Pacific Gas & Electric will pay $43.4 million to government agencies in three Northern California counties to cover bills left behind from wildfires ignited during the past two years by the beleaguered utility’s long-neglected power grid.
The settlements announced Wednesday will cover some of the costs incurred by 10 government agencies during the Kincade Fire that destroyed more than 100 homes in Sonoma County during October 2019 and the Zogg Fire that killed four people in Shasta County last September. Some of the money will also go to Tehama County, where the Zogg Fire also raged.
All three counties are part of a sprawling territory where PG&E provides electricity to about 16 million people. In recent years, though, the utility has been wreaking havoc with crumbling equipment that hasn’t been properly maintained and power lines that frequently come into contact with trees and other vegetation that should have been trimmed but weren’t.
The settlements won’t wipe PG&E’s slate entirely clean, though.
The San Francisco company is still facing 33 criminal charges of inadvertently injuring six firefighters and endangering public health in Sonoma County for the Kincade Fire – accusations that PG&E denies. The state also forwarded a March report blaming the Zogg Fire on PG&E to the Shasta County District Attorney’s office to determine if criminal charges may be warranted there, too.

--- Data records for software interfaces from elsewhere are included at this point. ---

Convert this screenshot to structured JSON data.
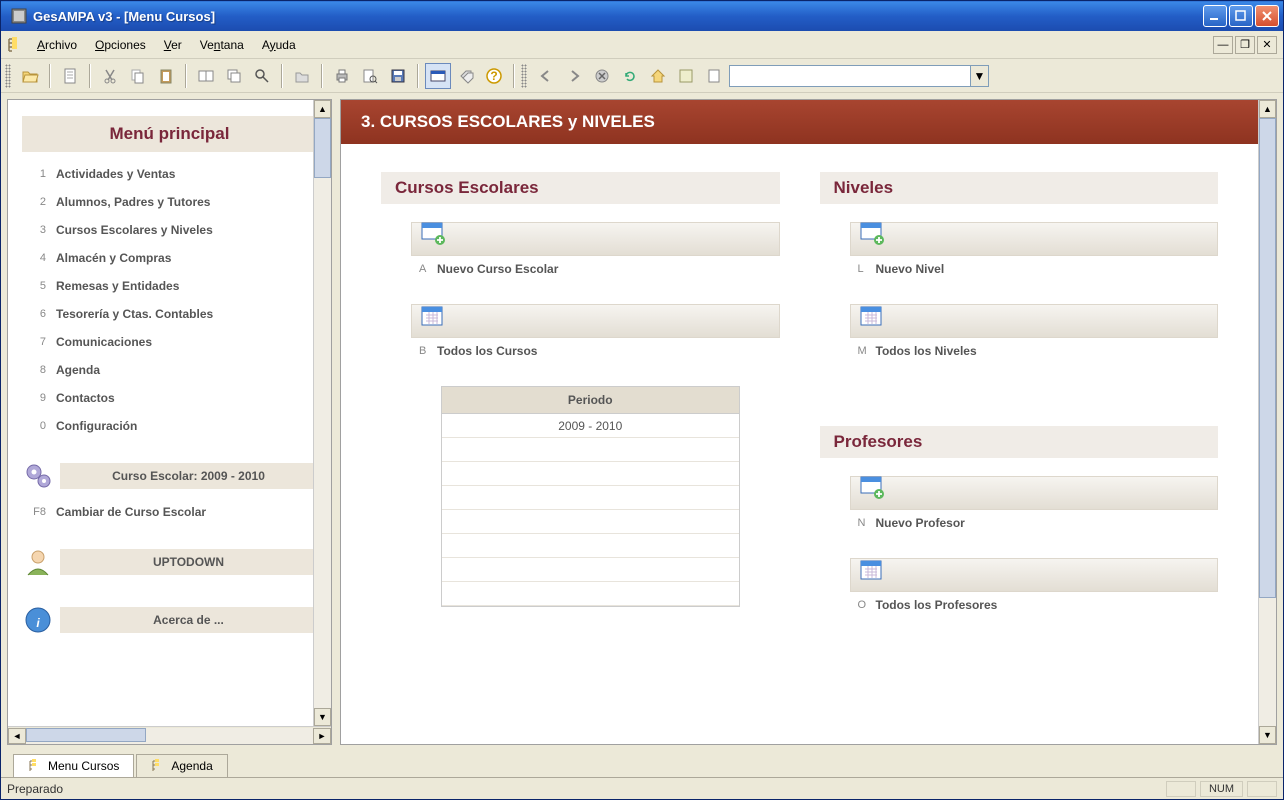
{
  "window": {
    "title": "GesAMPA v3 - [Menu Cursos]"
  },
  "menubar": {
    "items": [
      {
        "label": "Archivo",
        "u": "A"
      },
      {
        "label": "Opciones",
        "u": "O"
      },
      {
        "label": "Ver",
        "u": "V"
      },
      {
        "label": "Ventana",
        "u": "V"
      },
      {
        "label": "Ayuda",
        "u": "A"
      }
    ]
  },
  "toolbar": {
    "search_value": ""
  },
  "sidebar": {
    "title": "Menú principal",
    "items": [
      {
        "num": "1",
        "label": "Actividades y Ventas"
      },
      {
        "num": "2",
        "label": "Alumnos, Padres y Tutores"
      },
      {
        "num": "3",
        "label": "Cursos Escolares y Niveles"
      },
      {
        "num": "4",
        "label": "Almacén y Compras"
      },
      {
        "num": "5",
        "label": "Remesas y Entidades"
      },
      {
        "num": "6",
        "label": "Tesorería y Ctas. Contables"
      },
      {
        "num": "7",
        "label": "Comunicaciones"
      },
      {
        "num": "8",
        "label": "Agenda"
      },
      {
        "num": "9",
        "label": "Contactos"
      },
      {
        "num": "0",
        "label": "Configuración"
      }
    ],
    "course_info": "Curso Escolar: 2009 - 2010",
    "change_course_key": "F8",
    "change_course": "Cambiar de Curso Escolar",
    "user": "UPTODOWN",
    "about": "Acerca de ..."
  },
  "main": {
    "header": "3.  CURSOS ESCOLARES y NIVELES",
    "sections": {
      "cursos": {
        "title": "Cursos Escolares",
        "actions": [
          {
            "key": "A",
            "label": "Nuevo Curso Escolar",
            "icon": "new"
          },
          {
            "key": "B",
            "label": "Todos los Cursos",
            "icon": "list"
          }
        ],
        "period": {
          "title": "Periodo",
          "rows": [
            "2009 - 2010",
            "",
            "",
            "",
            "",
            "",
            "",
            ""
          ]
        }
      },
      "niveles": {
        "title": "Niveles",
        "actions": [
          {
            "key": "L",
            "label": "Nuevo Nivel",
            "icon": "new"
          },
          {
            "key": "M",
            "label": "Todos los Niveles",
            "icon": "list"
          }
        ]
      },
      "profesores": {
        "title": "Profesores",
        "actions": [
          {
            "key": "N",
            "label": "Nuevo Profesor",
            "icon": "new"
          },
          {
            "key": "O",
            "label": "Todos los Profesores",
            "icon": "list"
          }
        ]
      }
    }
  },
  "tabs": [
    {
      "label": "Menu Cursos",
      "active": true
    },
    {
      "label": "Agenda",
      "active": false
    }
  ],
  "statusbar": {
    "text": "Preparado",
    "num": "NUM"
  }
}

PG&E’s neglect has at times had catastrophic consequences, most notably during 2017 and 2018 when a series of wildfires blamed on its equipment burned down more than 28,000 buildings and killed more than 100 people.
The devastation prompted PG&E to spend 17 months in bankruptcy court, where it negotiated a $13.5 billion settlement with wildfire victims. It also resulted in the company pleading to 84 counts of involuntary manslaughter in Butte County, where the town of Paradise was wiped out by a the Camp Fire in 2018.
After emerging from bankruptcy protection last summer, PG&E hired a new chief executive, Patricia “Patti” Poppe, to oversee its efforts to upgrade its grid during process expected to last for most of this decade and, in this case, clean up some of its past messes.
“When I joined PG&E earlier this year, I said that I wanted to make it right and make it safe for our customers and communities,” Poppe said.
Even so, PG&E continues to be haunted by its conduct before Poppe started her job in January.
California power regulators last month rebuked PG&E for ongoing neglect of its power lines last year. And the utility is scheduled to appear next week before a federal judge weighing whether its role in the Kindcade Fire violated its probation terms for a criminal conviction that came down after its natural gas lines below up a suburban neighborhood south of San Francisco in 2010.